19. In combination, a wing associated with a relative flow of fluid and having a divided upper wall of the wing to form a spanwise opening in I communication with the wing interior and suitable for energizing the boundary layer, a blower operating to cause a flow through the opening, and means to reverse the direction of flow through the opening by the blowers operation.
20. In combination with a wing having divided upper and lower exterior walls to form openings in communication with the wing interior, the openings of at least one wall being formed to discharge fluid more along than normal to the wall surface, a means of blowing in communication with the openings to cause a flow therethrough,
and means to reverse the said flow through the openings in opposite walls of the wing.
21. In combination with a wing associated with a relative flow of fluid, a conduit having an expanding cross section and extending from the under surface through the wing so that the fluid pressure difference about the wing induces a flow through the conduit, said conduit having a perforated wall to form an opening thereirnmeans to cause a. flow through said opening into the conduit and substantially tangentially to said conduit walls, and a turbine in the conduit actuated by the flow therein.
22. In combination with a wing, a lower stirface flap for altering the lift coefficient of the wing, said wing having a divided lower surface 5 to form a spanwise slot along one edge of the v a spanwise slot along one edge of the flap in the 15 concavity formed by the depression of the flap and a divided upper surface of the wing to form a second spanwise slot in communication with the wing interior, and a means of blowing to induct air at the lower surface slot and discharge 20 it at the upper surface opening.
24. In an aircraft, a wing to support the aircraft, said wing having a lower surface perforated toform a rearward directed discharge slot and a wing section formed with a convex lower 25 contour and a perforated upper surface of the wing to form a slot suitable for energizing the boundary layer, means to energize the boundary layer and thereby provide a high lifting capacity for landing achievable at large angles of attack, 30 and means to reduce the lifting capacity of the wing for high speed flight without a large bodily rotation of the wing comprising a means of blowing and a prime mover to actuate it, and means of communication between the means of blowing 35 and the lower surface slot so that a fluid jet is dischargeable to create a negative circulation to reduce the lift for high speed flight.

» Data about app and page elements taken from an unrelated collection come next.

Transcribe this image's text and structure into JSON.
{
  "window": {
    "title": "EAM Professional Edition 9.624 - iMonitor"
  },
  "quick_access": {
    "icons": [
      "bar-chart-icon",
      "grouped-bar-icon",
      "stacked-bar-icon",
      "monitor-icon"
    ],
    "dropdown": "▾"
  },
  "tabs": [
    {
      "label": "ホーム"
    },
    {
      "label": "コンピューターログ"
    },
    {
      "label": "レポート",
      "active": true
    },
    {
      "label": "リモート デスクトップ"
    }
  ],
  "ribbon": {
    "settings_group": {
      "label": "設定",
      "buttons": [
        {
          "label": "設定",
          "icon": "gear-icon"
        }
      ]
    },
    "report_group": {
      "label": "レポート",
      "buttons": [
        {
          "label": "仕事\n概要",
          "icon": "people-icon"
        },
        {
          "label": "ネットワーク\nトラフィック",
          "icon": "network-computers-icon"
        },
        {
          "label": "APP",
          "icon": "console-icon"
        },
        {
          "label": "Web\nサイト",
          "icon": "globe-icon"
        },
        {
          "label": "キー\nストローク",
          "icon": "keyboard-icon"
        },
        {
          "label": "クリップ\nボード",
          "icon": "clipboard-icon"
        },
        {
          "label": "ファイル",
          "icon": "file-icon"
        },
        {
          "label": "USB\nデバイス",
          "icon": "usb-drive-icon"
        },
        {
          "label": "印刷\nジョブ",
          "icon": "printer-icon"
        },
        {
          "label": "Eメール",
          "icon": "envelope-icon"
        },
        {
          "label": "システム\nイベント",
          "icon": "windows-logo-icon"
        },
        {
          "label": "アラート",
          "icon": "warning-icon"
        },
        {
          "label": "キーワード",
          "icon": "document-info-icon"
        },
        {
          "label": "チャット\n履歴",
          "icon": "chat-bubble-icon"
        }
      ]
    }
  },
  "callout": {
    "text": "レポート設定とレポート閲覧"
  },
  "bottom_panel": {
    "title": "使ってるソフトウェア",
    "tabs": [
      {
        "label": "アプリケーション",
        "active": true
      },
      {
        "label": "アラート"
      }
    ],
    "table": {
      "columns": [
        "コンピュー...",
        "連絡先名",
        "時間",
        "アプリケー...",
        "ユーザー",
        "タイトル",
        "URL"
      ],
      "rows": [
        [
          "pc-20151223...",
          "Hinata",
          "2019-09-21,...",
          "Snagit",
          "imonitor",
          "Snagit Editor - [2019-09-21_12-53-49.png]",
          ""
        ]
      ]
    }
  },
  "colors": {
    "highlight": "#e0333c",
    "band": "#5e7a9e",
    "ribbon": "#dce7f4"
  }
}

25. In an aircraft, a wing having a perforated lower surface to form a plurality of rearward 40 directed spanwise slots in communication with the wing interior, and a means of blowing emitting a plurality of fluid streams of different total pressures, said means cooperating with the said slots to discharge a plurality of streams therefrom with-a stratification of velocity outward from the lower surface.
EDWARD A. STALKER.